## REQUIREMENT:
Could you copy every line of the data that contains "title"?

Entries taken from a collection
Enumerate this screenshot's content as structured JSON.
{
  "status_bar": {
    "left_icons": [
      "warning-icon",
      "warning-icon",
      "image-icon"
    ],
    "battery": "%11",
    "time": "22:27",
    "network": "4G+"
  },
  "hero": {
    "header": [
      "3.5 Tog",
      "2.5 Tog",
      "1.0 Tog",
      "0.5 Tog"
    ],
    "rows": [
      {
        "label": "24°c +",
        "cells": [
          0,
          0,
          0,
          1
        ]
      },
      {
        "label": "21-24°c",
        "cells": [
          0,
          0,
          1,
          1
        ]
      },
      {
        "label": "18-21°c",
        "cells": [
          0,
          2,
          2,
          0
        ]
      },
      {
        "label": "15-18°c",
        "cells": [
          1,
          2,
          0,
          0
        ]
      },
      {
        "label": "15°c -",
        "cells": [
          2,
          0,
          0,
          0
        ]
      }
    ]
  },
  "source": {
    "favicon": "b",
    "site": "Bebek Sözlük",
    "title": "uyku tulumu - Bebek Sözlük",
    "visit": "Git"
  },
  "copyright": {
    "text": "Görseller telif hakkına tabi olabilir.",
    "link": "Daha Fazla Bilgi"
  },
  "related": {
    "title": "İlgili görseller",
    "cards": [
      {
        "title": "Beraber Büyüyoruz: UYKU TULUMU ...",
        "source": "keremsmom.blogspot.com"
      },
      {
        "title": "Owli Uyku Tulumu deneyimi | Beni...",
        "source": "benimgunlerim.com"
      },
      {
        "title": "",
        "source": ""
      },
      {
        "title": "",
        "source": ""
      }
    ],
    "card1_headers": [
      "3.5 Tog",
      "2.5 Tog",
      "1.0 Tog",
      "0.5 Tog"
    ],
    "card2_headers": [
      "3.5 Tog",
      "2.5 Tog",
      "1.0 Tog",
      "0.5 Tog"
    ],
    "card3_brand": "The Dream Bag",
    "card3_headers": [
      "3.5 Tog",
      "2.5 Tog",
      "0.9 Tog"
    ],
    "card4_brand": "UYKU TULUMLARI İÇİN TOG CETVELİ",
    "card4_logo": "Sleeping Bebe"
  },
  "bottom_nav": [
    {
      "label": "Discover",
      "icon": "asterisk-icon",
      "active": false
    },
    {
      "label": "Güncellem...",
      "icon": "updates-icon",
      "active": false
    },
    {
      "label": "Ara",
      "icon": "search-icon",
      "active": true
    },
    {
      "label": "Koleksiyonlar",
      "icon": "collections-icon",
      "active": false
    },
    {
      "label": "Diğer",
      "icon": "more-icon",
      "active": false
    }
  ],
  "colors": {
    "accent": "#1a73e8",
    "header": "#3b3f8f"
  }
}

## EXERCISE RESPONSE:
    "title": "uyku tulumu - Bebek Sözlük",
    "title": "İlgili görseller",
        "title": "Beraber Büyüyoruz: UYKU TULUMU ...",
        "title": "Owli Uyku Tulumu deneyimi | Beni...",
        "title": "",
        "title": "",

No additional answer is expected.